During Chanukah we celebrate the Jews’ victory over the Greeks. What was the conflict with the Greeks about? The Greeks had no desire to kill the Jews, nor to prevent them from practicing Judaism. They even had respect for the Torah, considering it a book of great wisdom. In fact, the translation of the Torah into Greek was based on the Greeks’ desire to study the Torah.
The Greeks were disturbed, however, by the kedushah of the Torah. They had no problem with Jews studying Torah, as long as they learned it as a secular wisdom.
In the “Al Hanissim” prayer that we recite during Chanukah, we read about the desire of the Greeks to prevent the Jewish people from performing the statutes of the Torah. Since the statutes of the Torah have no logical basis that we can understand, a person performs them only in order to fulfill G-d’s will. This approach to the performance of mitzvos creates a strong bond between us and G-d.
The truth is that we are supposed to perform all the mitzvos in the Torah in order to fulfill G-d’s will. Thus, even the laws of “torts” described in Parshas Mishpatim are really decrees of G-d that we perform only because they are G-d’s will. The Greeks wanted to destroy this aspect of the mitzvos.
The mitzvah of succah, for example, symbolizes the separation between Jews and the gentile nations of the world. The Gemara tells us in Mesechta Avodah Zarah that when Moshiach comes G-d will offer the mitzvah of succah to the gentile nations of the world. However, G-d will cause a blazing heat to prevent them from actually fulfilling the mitzvah. As a result, the nations of the world will kick the succah and leave it. This rejection of the mitzvah of succah by the nations of the world will serve as an indication that they have no connection to all the other mitzvos of the Torah as well.
R’ Bamberger related that the American media actually distorted some of the events that occurred in Mumbai, India over this past weekend. While the media made it sound like R’ Holtzberg and his wife Rivkah were simply shot during the chaos of the terror attack, the reality was much more grim. Indian media sources revealed that they were actually tortured and mutilated in a horrific fashion. Additionally, all the sefarim in the Chabad house were ripped and destroyed. The Islamic terrorists even sprayed bullets into the sefer Torah that was in the room. The bullets penetrated the section of the parchment containing the parshios of Acharei-Mos and Kedoshim, describing the deaths of Aaron’s two sons Nadav and Avihu. Thus, the Mumbai terror attacks were essentially an attack on the kedushah of the Torah.

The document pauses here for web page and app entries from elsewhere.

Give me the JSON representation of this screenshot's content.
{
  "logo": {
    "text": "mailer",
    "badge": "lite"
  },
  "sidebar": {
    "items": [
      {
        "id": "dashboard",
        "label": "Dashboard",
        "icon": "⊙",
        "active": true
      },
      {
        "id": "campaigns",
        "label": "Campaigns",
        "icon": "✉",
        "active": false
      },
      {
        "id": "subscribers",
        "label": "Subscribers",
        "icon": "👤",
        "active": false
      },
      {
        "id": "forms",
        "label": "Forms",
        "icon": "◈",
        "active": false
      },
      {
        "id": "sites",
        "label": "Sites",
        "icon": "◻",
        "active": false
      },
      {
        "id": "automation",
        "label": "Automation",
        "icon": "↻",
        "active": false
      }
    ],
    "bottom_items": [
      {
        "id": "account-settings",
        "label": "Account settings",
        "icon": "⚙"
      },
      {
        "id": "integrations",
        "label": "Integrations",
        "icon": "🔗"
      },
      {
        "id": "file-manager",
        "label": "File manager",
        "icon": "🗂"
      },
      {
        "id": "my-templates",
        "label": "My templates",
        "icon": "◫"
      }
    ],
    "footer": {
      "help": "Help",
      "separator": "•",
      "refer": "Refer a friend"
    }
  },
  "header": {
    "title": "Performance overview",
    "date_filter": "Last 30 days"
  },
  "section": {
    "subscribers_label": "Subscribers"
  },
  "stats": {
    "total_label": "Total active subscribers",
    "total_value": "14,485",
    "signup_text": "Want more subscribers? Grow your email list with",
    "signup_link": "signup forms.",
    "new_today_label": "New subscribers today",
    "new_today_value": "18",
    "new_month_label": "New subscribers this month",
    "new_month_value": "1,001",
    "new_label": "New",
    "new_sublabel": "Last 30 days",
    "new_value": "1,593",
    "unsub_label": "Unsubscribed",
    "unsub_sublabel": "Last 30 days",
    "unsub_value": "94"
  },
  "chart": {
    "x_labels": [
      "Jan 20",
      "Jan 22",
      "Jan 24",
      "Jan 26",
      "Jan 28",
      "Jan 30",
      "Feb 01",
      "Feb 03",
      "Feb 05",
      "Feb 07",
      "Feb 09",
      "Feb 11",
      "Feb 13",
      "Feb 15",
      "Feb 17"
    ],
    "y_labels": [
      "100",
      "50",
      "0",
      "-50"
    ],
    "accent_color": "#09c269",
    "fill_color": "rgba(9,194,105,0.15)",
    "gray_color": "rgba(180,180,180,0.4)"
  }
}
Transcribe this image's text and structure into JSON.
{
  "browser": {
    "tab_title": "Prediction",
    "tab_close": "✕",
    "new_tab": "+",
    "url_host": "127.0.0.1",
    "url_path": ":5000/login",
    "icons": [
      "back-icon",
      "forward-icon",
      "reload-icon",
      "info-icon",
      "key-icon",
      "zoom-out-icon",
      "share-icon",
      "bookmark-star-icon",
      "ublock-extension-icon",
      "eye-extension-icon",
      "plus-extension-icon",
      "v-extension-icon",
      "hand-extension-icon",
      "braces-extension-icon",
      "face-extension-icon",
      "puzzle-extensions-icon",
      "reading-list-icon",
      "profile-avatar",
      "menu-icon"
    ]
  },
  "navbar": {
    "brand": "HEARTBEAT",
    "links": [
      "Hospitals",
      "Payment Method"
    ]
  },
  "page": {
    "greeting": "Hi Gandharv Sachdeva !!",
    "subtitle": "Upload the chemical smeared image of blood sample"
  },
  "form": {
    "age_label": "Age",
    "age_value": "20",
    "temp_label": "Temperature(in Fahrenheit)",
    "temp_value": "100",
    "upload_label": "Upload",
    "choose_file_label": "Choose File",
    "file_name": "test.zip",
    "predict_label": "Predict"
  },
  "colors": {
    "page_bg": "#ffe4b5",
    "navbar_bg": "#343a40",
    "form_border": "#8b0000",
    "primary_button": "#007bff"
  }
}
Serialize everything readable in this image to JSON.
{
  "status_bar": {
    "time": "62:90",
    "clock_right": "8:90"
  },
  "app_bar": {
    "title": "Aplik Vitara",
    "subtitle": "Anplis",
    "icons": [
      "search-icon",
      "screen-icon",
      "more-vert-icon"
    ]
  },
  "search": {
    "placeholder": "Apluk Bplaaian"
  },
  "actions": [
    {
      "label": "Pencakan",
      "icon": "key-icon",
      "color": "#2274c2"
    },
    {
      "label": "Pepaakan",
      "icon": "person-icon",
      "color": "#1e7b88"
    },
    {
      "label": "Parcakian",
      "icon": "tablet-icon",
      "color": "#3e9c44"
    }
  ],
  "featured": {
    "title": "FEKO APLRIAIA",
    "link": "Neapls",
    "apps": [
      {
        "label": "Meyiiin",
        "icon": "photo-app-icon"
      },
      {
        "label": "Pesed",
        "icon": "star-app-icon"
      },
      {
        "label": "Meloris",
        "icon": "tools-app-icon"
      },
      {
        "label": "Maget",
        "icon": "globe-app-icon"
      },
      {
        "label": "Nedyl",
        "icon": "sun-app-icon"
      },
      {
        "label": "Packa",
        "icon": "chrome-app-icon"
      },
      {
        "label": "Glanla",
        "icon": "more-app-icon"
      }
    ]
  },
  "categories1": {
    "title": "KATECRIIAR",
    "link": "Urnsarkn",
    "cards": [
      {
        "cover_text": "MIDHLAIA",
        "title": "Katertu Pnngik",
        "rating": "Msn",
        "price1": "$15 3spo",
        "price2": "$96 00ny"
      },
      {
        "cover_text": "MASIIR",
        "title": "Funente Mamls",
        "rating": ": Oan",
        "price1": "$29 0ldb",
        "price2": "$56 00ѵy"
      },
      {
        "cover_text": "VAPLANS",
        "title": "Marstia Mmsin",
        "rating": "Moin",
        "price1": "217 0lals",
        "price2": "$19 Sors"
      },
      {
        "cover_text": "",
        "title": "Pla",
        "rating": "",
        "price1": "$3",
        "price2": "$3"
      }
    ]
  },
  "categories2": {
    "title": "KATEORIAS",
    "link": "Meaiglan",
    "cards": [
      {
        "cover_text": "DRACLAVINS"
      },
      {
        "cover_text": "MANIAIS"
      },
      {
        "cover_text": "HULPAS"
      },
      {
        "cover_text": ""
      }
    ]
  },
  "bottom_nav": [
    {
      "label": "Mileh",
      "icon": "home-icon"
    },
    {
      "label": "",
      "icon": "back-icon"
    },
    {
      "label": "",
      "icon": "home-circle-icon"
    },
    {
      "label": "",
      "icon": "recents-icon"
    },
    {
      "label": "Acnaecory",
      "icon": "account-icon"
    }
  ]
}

Mr. Ronald Lowinger once made a siyum in Yeshivah Darchei Torah in Far Rockaway to celebrate the completion of a chapter of Mesechta Bava Basra. During the siyum, he recounted his latest trip to Europe to erect a monument on a mass grave for Jews who were murdered during the Holocaust. As he was traveling through Hungary, he noted the hateful words of a Hungarian anti-Semite: “We thought we got rid of you people.” He also noted how a sefer Torah was strewn on top of the bodies in the mass grave.
After Mr. Lowinger finished speaking, R’ Zevi Trenk, the menahel of the yeshivah, pointed out that it was unusual that the sefer Torah was on top of the bodies. If all the Jews were killed prior to the sefer Torah being buried there, who could have buried the sefer Torah? R’ Trenk surmised that the Nazi Gestappo must have buried it. Clearly, the Nazi Gestappo believed that burying the sefer Torah was tantamount to burying the “Jewish G-d” as well.
R’ Trenk then turned to Mr. Lowinger and told him how he should have responded to the Hungarian anti-Semite: “Not only did you fail to bury the Jewish people, but you failed to bury G-d and his Torah as well.”
The language of the mishnah in Pirkei Avos, “Moshe received the Torah on Mount Sinai,” further supports this idea. If the name of the mountain was “Choreiv,” why was it called “Mount Sinai?” The answer is that the Hebrew word “Sinai” is phonetically similar to the Hebrew word for “hatred” (sin’ah). Thus, as a result of the giving of the Torah on Mount Sinai, hatred against the Jews descended to the nations of the world.